    Elasticity law:

    \[\sigma_r = \frac{E}{1 − \nu^2} (\epsilon_r + \nu\epsilon_{\theta}) \]

    \[\sigma_{\theta} = \frac{E}{1 − \nu^2} (\epsilon_{\theta} + \nu\epsilon_r) \]

    There are five equations for five unknowns, \(\sigma_r\), \(\sigma_{\theta}\), \(\epsilon_r\), \(\epsilon_{\theta}\) and \(u\). Solving the above system for \(u\), one gets

    \[r^2 \frac{d^2}{dr^2} u + r \frac{d}{dr} u − u = 0 \]

    The solution of this equation is

    \[u(r) = C_1r + \frac{C_2}{r} \]

    where \(C_1\) and \(C_2\) are integration constants to be determined from the boundary conditions.
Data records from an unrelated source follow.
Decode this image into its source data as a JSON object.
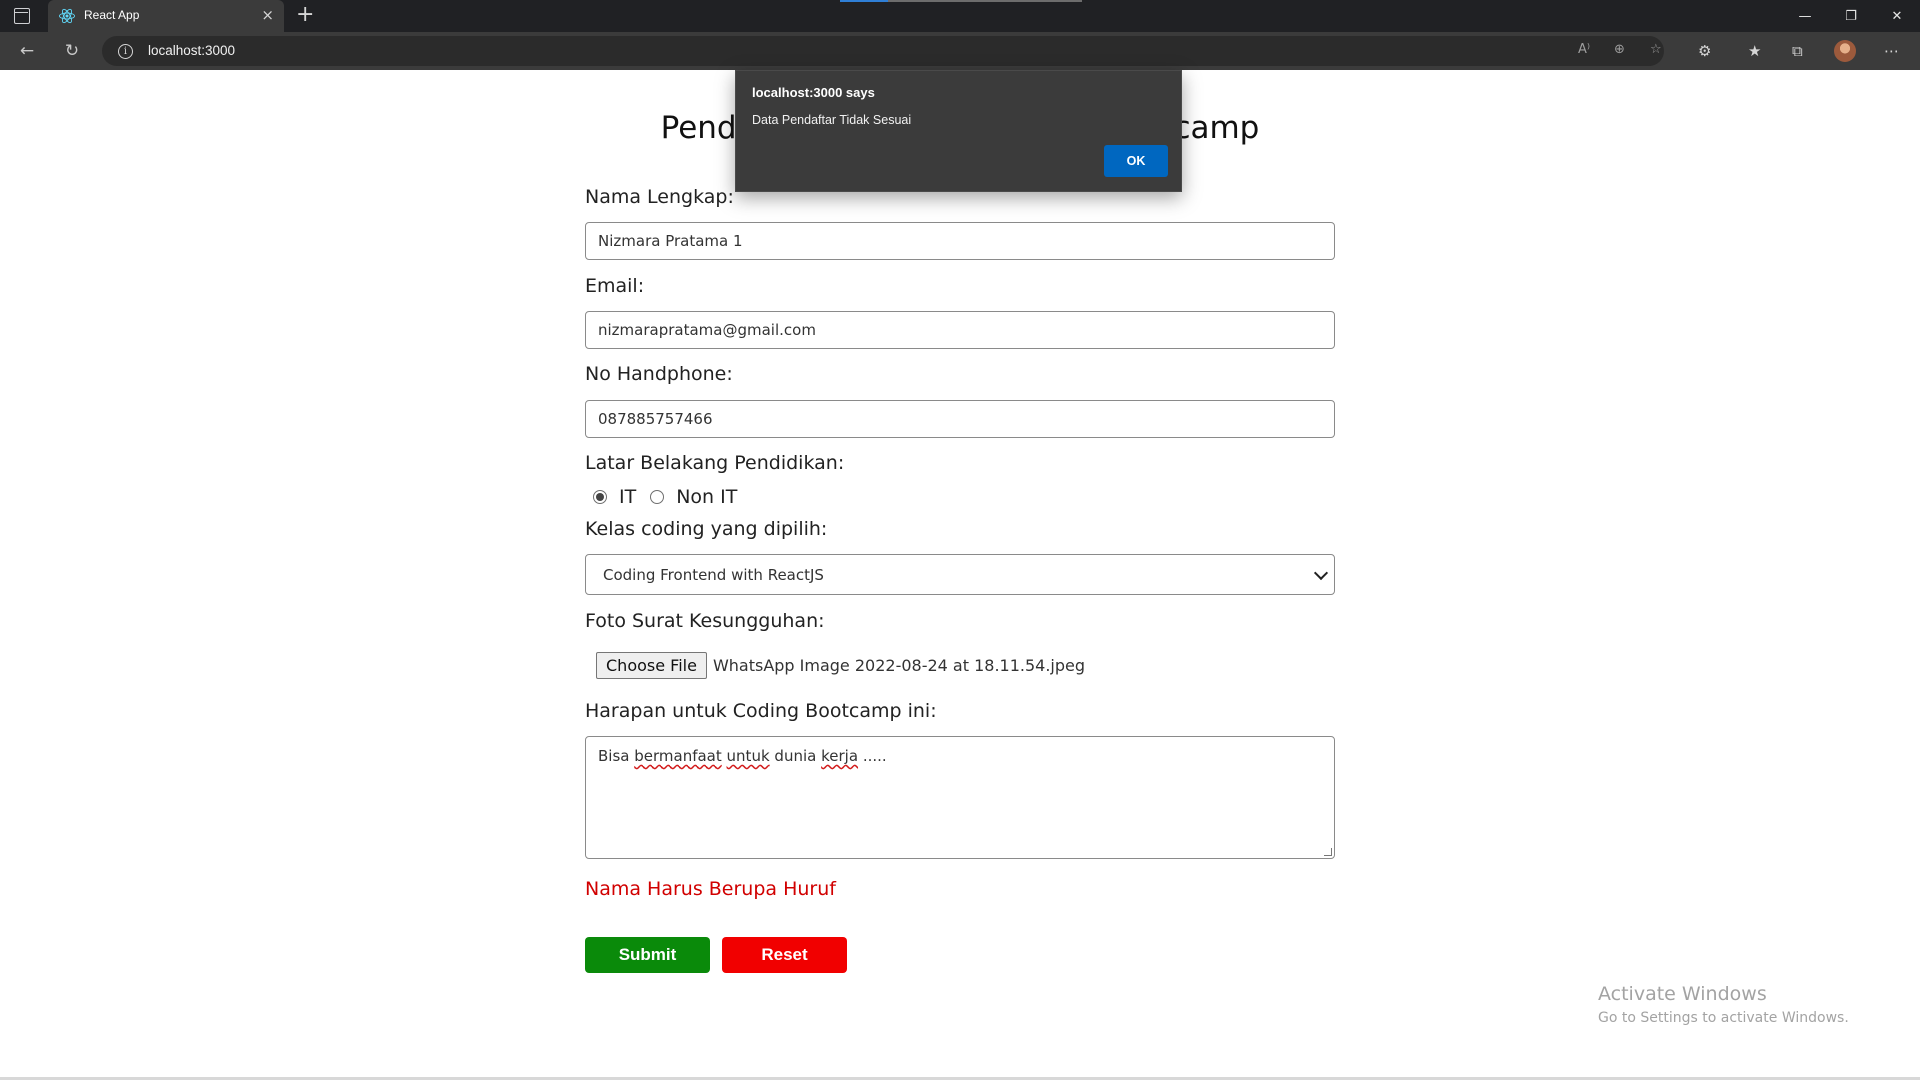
{
  "browser": {
    "tab_title": "React App",
    "tab_close": "×",
    "new_tab": "+",
    "url": "localhost:3000",
    "info": "i",
    "controls": {
      "minimize": "—",
      "restore": "❐",
      "close": "✕"
    },
    "nav": {
      "back": "←",
      "refresh": "↻"
    },
    "address_icons": {
      "read_aloud": "A⁾",
      "zoom": "⊕",
      "favorite_add": "☆"
    },
    "tool_icons": {
      "extensions": "⚙",
      "favorites": "★",
      "collections": "⧉",
      "more": "⋯"
    },
    "icon_names": [
      "tab-actions-icon",
      "react-logo-icon",
      "info-icon",
      "read-aloud-icon",
      "zoom-icon",
      "add-favorite-icon",
      "extensions-icon",
      "favorites-icon",
      "collections-icon",
      "more-icon"
    ]
  },
  "dialog": {
    "title": "localhost:3000 says",
    "message": "Data Pendaftar Tidak Sesuai",
    "ok_label": "OK"
  },
  "form": {
    "title": "Pendaftaran Peserta Coding Bootcamp",
    "name_label": "Nama Lengkap:",
    "name_value": "Nizmara Pratama 1",
    "email_label": "Email:",
    "email_value": "nizmarapratama@gmail.com",
    "phone_label": "No Handphone:",
    "phone_value": "087885757466",
    "education_label": "Latar Belakang Pendidikan:",
    "education_options": [
      {
        "label": "IT",
        "checked": true
      },
      {
        "label": "Non IT",
        "checked": false
      }
    ],
    "class_label": "Kelas coding yang dipilih:",
    "class_value": "Coding Frontend with ReactJS",
    "photo_label": "Foto Surat Kesungguhan:",
    "file_button": "Choose File",
    "file_name": "WhatsApp Image 2022-08-24 at 18.11.54.jpeg",
    "hope_label": "Harapan untuk Coding Bootcamp ini:",
    "hope_words": {
      "w1": "Bisa",
      "w2": "bermanfaat",
      "w3": "untuk",
      "w4": "dunia",
      "w5": "kerja",
      "w6": "....."
    },
    "error_message": "Nama Harus Berupa Huruf",
    "submit_label": "Submit",
    "reset_label": "Reset"
  },
  "watermark": {
    "title": "Activate Windows",
    "subtitle": "Go to Settings to activate Windows."
  },
  "colors": {
    "chrome_dark": "#202124",
    "toolbar": "#3b3b3b",
    "dialog_bg": "#3b3b3b",
    "ok_button": "#0067c0",
    "submit": "#0a8a0a",
    "reset": "#f10000",
    "error_text": "#d10000"
  }
}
The stress and displacement boundary condition for this problem are

    \[(T − \sigma_r) = 0 \quad \text{ or } \quad \delta u = 0 \]

    In the case of pressure loading, the stress boundary condition applies:
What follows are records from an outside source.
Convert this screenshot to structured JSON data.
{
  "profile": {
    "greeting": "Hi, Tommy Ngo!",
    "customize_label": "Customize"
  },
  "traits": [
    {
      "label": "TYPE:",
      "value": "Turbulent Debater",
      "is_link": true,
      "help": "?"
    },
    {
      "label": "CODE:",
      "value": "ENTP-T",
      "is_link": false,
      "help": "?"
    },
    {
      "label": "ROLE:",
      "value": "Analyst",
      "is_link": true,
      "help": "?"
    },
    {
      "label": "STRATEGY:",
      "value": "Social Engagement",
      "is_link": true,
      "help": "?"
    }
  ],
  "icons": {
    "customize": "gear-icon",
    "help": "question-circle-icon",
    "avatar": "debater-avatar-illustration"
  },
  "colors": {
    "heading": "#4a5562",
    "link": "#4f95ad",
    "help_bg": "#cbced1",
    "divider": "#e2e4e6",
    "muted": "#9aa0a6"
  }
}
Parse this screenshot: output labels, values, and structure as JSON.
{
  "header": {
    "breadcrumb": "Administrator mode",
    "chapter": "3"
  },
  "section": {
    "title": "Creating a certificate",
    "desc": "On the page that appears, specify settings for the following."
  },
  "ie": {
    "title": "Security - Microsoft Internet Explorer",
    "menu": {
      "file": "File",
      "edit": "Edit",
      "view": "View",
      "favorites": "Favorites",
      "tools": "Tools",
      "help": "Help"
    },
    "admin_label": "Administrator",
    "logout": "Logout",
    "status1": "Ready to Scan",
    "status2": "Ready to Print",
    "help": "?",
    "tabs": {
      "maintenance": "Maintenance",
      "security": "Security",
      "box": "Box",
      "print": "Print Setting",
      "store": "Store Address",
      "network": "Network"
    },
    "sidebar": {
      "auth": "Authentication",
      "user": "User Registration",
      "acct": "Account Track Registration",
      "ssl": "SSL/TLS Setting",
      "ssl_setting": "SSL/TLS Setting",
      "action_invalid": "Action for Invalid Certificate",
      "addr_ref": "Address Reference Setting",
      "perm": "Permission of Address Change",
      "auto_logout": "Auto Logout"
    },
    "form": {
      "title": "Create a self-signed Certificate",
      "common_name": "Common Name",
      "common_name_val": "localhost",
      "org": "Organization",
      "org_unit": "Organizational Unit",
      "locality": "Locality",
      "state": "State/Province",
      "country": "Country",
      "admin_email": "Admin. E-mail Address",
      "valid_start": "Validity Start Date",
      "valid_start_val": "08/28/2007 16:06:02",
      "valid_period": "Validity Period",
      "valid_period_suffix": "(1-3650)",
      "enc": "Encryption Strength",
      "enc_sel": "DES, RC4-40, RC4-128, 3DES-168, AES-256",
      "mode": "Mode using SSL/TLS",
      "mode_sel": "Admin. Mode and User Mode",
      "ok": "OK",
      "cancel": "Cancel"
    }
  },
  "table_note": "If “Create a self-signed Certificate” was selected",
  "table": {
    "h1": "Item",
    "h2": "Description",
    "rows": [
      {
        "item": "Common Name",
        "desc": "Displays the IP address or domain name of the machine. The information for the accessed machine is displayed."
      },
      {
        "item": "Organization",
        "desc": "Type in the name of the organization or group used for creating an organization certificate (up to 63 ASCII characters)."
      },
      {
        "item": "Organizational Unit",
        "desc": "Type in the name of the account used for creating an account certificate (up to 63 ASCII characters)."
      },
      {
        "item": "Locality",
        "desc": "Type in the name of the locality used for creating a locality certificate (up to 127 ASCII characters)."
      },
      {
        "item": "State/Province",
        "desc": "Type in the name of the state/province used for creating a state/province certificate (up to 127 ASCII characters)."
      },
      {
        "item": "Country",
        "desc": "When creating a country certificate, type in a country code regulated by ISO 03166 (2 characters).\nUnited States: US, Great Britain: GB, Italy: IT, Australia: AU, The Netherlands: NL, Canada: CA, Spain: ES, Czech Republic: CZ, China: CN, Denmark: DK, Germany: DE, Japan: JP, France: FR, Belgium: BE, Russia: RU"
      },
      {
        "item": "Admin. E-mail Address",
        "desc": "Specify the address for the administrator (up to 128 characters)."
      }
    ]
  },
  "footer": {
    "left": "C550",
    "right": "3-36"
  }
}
    \[\text{at } r = a \quad \sigma_r = −p_a \]

    \[\text{at } r = b \quad \sigma_r = −p_b \]

    The minus sign appears because the surface traction \(T\), which in our case is pressure loading, acts in the opposite direction to the unit normal vectors n, see Figure (12.15). In the present case of internal pressure, \(\sigma_r(r = a) = −p\) and \(\sigma_r(r = b) = 0\). The radial stress is calculated from Equations (11.5.3) and (11.6.2-11.6.3)

    \[\sigma_r = \frac{E}{1 − \nu^2} \left[(1 + \nu)C_1 − (1 − \nu) \frac{C_2}{r^2} \right] \]

    The integration constants can be easily calculated from two boundary conditions, and the final solution for the stresses is

    \[\sigma_r(r) = \frac{a^2p}{b^2 − a^2} \left(1 − \frac{b^2}{r^2} \right) \]

    \[\sigma_{\theta}(r) = \frac{a^2p}{b^2 − a^2} \left(1 + \frac{b^2}{r^2} \right) \]

    Eliminating the term \((b/r)^2\) between the above two equations gives the straight line profile of the stresses, shown in Figure (\(\PageIndex{2}\)).

    \[\sigma_r + \sigma_{\theta} = 2p \frac{1}{\left(\frac{b}{a}\right)^2 − 1} \]

    11.10.2.png
    Figure \(\PageIndex{2}\): The stress profile across the thickness of the cylinder.

    It is seen that the stress profile is entirely in the second quadrant and the tube reaches yield at \(r = a\), for which the stresses are

    \[\sigma_r = −p \]

    \[\sigma_{\theta} = p \frac{b^2 + a^2}{b^2 − a^2} \]

    In the case of the Tresca yield condition

    \[|\sigma_{\theta} − \sigma_r| = \sigma_y \]

    The dimensionless yield pressure is

    \[\frac{p}{\sigma_y} = \frac{1}{2} \left[ 1 − \left(\frac{a}{b}\right)^2 \right] \]

    The von Mises yield condition predicts

    \[\frac{p}{\sigma_y} = \frac{1 − (a/b)^2}{\sqrt{3 + (a/b)^4}} \]

    For example, if \(\frac{a}{b} = \frac{1}{2}\), the first yield pressure according to the von Mises yield condition is \(\frac{p_y}{\sigma_y} = \frac{3}{7}\) while the Tresca yield criterion predicts \(\frac{p_y}{\sigma_y} = \frac{3}{8}\). The difference between the above two cases is 14%.


    This page titled 11.10: Example of the Design against First Yield is shared under a CC BY-NC-SA 4.0 license and was authored, remixed, and/or curated by Tomasz Wierzbicki (MIT OpenCourseWare) via source content that was edited to the style and standards of the LibreTexts platform; a detailed edit history is available upon request.